History

Distilling on Tribal Lands Is Now Legal in the U.S.

Rep. Jaime Herrera Beutler and Chehalis chairman Harry S. Pickernell Sr. at committee hearing for HR 5317. Image courtesy of SevenFifty Daily and Rep. Beutler’s office.

Rep. Jaime Herrera Beutler and Chehalis chairman Harry S. Pickernell Sr. at committee hearing for HR 5317. Image courtesy of SevenFifty Daily and Rep. Beutler’s office.

Last summer, R Street’s Jarrett Dieterle and Kevin Kosar took to the pages of the New York Times to call for the repeal of an 1834 law that prohibited distilling on tribal lands. At the time, this was the first coverage of this antiquated law in any mainstream outlet, but R Street continued to highlight the law, including in its America’s Dumbest Drunks Laws report (choosing it as the #1 worst law). Now, several months later, a bill repealing the ban has made it through Congress and been signed by the President. Dieterle discusses this repeal effort in an article for the popular drinks site SevenFifty Daily:

To anyone who’s been paying attention, the success of the modern craft alcohol movement is no secret. From the latest chic brewery opening down the street to the new distillery producing that small-batch liqueur you just can’t live without, the fruits of entrepreneurial adventures in alcohol are everywhere. But until just a few days ago, one group in the United States was conspicuously left out of the current craft alcohol renaissance: Native Americans.

Under an 1834 federal law enacted during the Andrew Jackson administration, it was illegal for anyone to set up a distillery on tribal land for the purpose of manufacturing “ardent spirits.” Penalties for violating the law included fines and asset forfeiture. This law remained on the books for almost two centuries until Congress and the president, in a rare bipartisan moment, finally repealed it in early December 2018.

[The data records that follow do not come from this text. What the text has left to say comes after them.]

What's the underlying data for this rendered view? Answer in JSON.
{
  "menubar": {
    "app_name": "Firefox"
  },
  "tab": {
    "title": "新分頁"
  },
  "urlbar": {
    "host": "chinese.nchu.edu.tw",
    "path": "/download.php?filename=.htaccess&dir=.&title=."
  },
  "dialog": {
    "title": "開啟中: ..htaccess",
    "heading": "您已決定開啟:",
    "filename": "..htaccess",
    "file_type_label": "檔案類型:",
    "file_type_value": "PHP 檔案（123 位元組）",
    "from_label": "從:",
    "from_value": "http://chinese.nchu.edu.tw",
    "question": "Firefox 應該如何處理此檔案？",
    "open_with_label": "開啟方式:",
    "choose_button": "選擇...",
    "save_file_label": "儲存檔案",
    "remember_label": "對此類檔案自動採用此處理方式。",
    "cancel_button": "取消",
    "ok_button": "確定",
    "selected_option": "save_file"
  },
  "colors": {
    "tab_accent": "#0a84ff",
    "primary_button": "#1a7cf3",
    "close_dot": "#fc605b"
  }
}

The reasons it took so long to relegate this antiquated law to the dustbin of history are far from glamorous but contain the seeds of a quintessentially American story: A law born from an outdated and offensive view toward Native Americans finally gave way to entrepreneurial desire and irrepressible market forces…

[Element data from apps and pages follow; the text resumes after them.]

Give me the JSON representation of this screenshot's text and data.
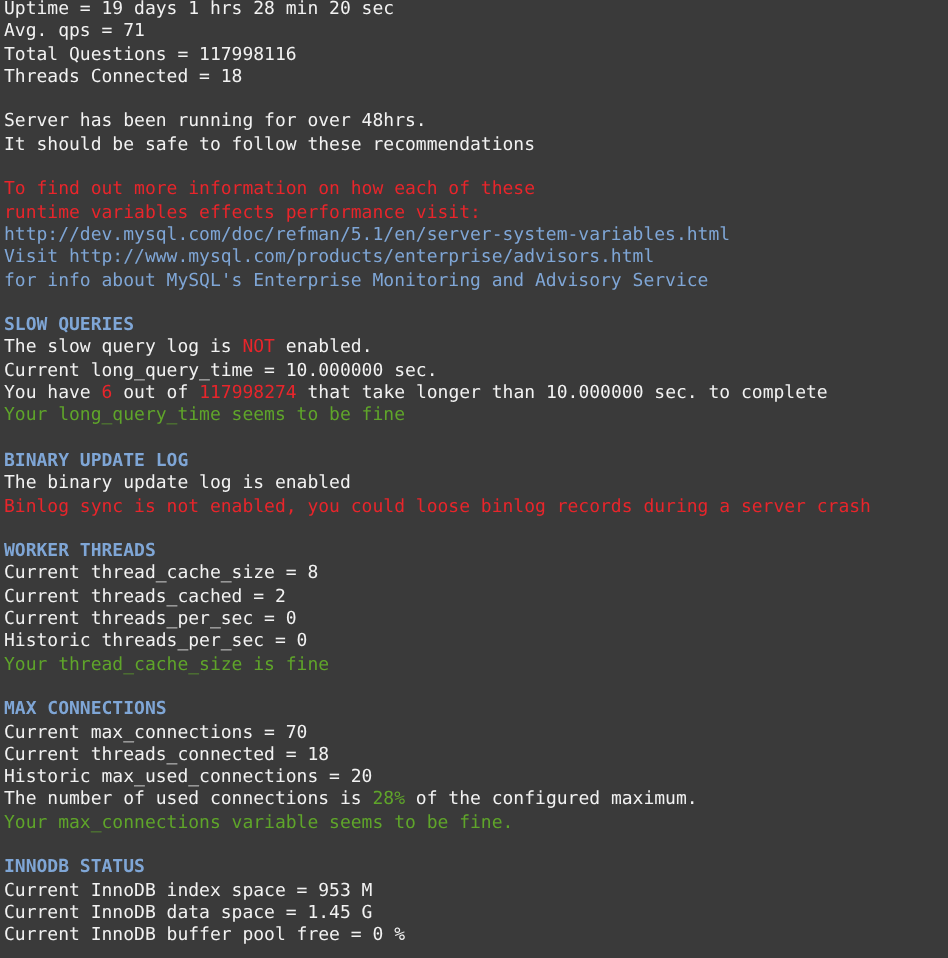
{
  "blocks": [
    {
      "lines": [
        {
          "segments": [
            {
              "text": "Uptime = 19 days 1 hrs 28 min 20 sec",
              "kind": "plain"
            }
          ]
        },
        {
          "segments": [
            {
              "text": "Avg. qps = 71",
              "kind": "plain"
            }
          ]
        },
        {
          "segments": [
            {
              "text": "Total Questions = 117998116",
              "kind": "plain"
            }
          ]
        },
        {
          "segments": [
            {
              "text": "Threads Connected = 18",
              "kind": "plain"
            }
          ]
        }
      ]
    },
    {
      "lines": [
        {
          "segments": [
            {
              "text": "Server has been running for over 48hrs.",
              "kind": "plain"
            }
          ]
        },
        {
          "segments": [
            {
              "text": "It should be safe to follow these recommendations",
              "kind": "plain"
            }
          ]
        }
      ]
    },
    {
      "lines": [
        {
          "segments": [
            {
              "text": "To find out more information on how each of these",
              "kind": "alert"
            }
          ]
        },
        {
          "segments": [
            {
              "text": "runtime variables effects performance visit:",
              "kind": "alert"
            }
          ]
        },
        {
          "segments": [
            {
              "text": "http://dev.mysql.com/doc/refman/5.1/en/server-system-variables.html",
              "kind": "info"
            }
          ]
        },
        {
          "segments": [
            {
              "text": "Visit http://www.mysql.com/products/enterprise/advisors.html",
              "kind": "info"
            }
          ]
        },
        {
          "segments": [
            {
              "text": "for info about MySQL's Enterprise Monitoring and Advisory Service",
              "kind": "info"
            }
          ]
        }
      ]
    },
    {
      "lines": [
        {
          "segments": [
            {
              "text": "SLOW QUERIES",
              "kind": "heading"
            }
          ]
        },
        {
          "segments": [
            {
              "text": "The slow query log is ",
              "kind": "plain"
            },
            {
              "text": "NOT",
              "kind": "alert"
            },
            {
              "text": " enabled.",
              "kind": "plain"
            }
          ]
        },
        {
          "segments": [
            {
              "text": "Current long_query_time = 10.000000 sec.",
              "kind": "plain"
            }
          ]
        },
        {
          "segments": [
            {
              "text": "You have ",
              "kind": "plain"
            },
            {
              "text": "6",
              "kind": "alert"
            },
            {
              "text": " out of ",
              "kind": "plain"
            },
            {
              "text": "117998274",
              "kind": "alert"
            },
            {
              "text": " that take longer than 10.000000 sec. to complete",
              "kind": "plain"
            }
          ]
        },
        {
          "segments": [
            {
              "text": "Your long_query_time seems to be fine",
              "kind": "ok"
            }
          ]
        }
      ]
    },
    {
      "lines": [
        {
          "segments": [
            {
              "text": "BINARY UPDATE LOG",
              "kind": "heading"
            }
          ]
        },
        {
          "segments": [
            {
              "text": "The binary update log is enabled",
              "kind": "plain"
            }
          ]
        },
        {
          "segments": [
            {
              "text": "Binlog sync is not enabled, you could loose binlog records during a server crash",
              "kind": "alert"
            }
          ]
        }
      ]
    },
    {
      "lines": [
        {
          "segments": [
            {
              "text": "WORKER THREADS",
              "kind": "heading"
            }
          ]
        },
        {
          "segments": [
            {
              "text": "Current thread_cache_size = 8",
              "kind": "plain"
            }
          ]
        },
        {
          "segments": [
            {
              "text": "Current threads_cached = 2",
              "kind": "plain"
            }
          ]
        },
        {
          "segments": [
            {
              "text": "Current threads_per_sec = 0",
              "kind": "plain"
            }
          ]
        },
        {
          "segments": [
            {
              "text": "Historic threads_per_sec = 0",
              "kind": "plain"
            }
          ]
        },
        {
          "segments": [
            {
              "text": "Your thread_cache_size is fine",
              "kind": "ok"
            }
          ]
        }
      ]
    },
    {
      "lines": [
        {
          "segments": [
            {
              "text": "MAX CONNECTIONS",
              "kind": "heading"
            }
          ]
        },
        {
          "segments": [
            {
              "text": "Current max_connections = 70",
              "kind": "plain"
            }
          ]
        },
        {
          "segments": [
            {
              "text": "Current threads_connected = 18",
              "kind": "plain"
            }
          ]
        },
        {
          "segments": [
            {
              "text": "Historic max_used_connections = 20",
              "kind": "plain"
            }
          ]
        },
        {
          "segments": [
            {
              "text": "The number of used connections is ",
              "kind": "plain"
            },
            {
              "text": "28%",
              "kind": "ok"
            },
            {
              "text": " of the configured maximum.",
              "kind": "plain"
            }
          ]
        },
        {
          "segments": [
            {
              "text": "Your max_connections variable seems to be fine.",
              "kind": "ok"
            }
          ]
        }
      ]
    },
    {
      "lines": [
        {
          "segments": [
            {
              "text": "INNODB STATUS",
              "kind": "heading"
            }
          ]
        },
        {
          "segments": [
            {
              "text": "Current InnoDB index space = 953 M",
              "kind": "plain"
            }
          ]
        },
        {
          "segments": [
            {
              "text": "Current InnoDB data space = 1.45 G",
              "kind": "plain"
            }
          ]
        },
        {
          "segments": [
            {
              "text": "Current InnoDB buffer pool free = 0 %",
              "kind": "plain"
            }
          ]
        }
      ]
    }
  ]
}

Read the rest here.

The Military and Whiskey's 250-Year Relationship

R Street's Kevin Kosar has written a history of whiskey in the military for KCET. He traces the intertwined relationship of booze and troops from early America to the present: 

"Whiskey, as any enlistee will tell you, is popular among America’s fighting forces. Military installations’ drinks shops (“Class 6” stores) are stocked with a galaxy of intoxicating drinks — beer, spirits, wines — but whiskey is especially popular. And it isn’t just any whiskey — it’s the American-made bourbons, ryes and Tennessee whiskeys that really move off the shelves.

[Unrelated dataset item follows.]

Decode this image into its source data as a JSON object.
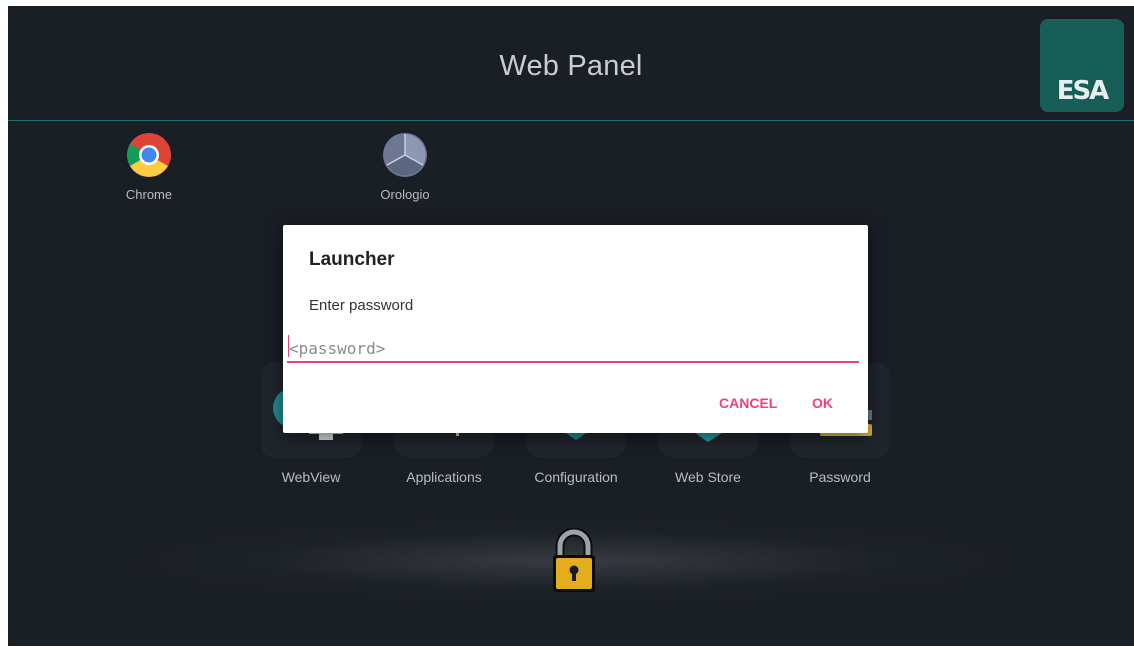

Certainly, the popularity of whiskey among soldiers, sailors, airmen and marines can be explained partly as a reflection of American taste in general. Americans purchased more than 30 million cases of American whiskeylast year, according to the Distilled Spirits Council of the United States.

But for military men and women, whiskey holds an additional appeal beyond its glorious amber color, robust flavor and mood-alleviating powers — it may even be more American than apple pie (which seems to have been invented in England). Whiskey has been with the America’s armed forces since the earliest days of the republic..."

Read the whole piece here.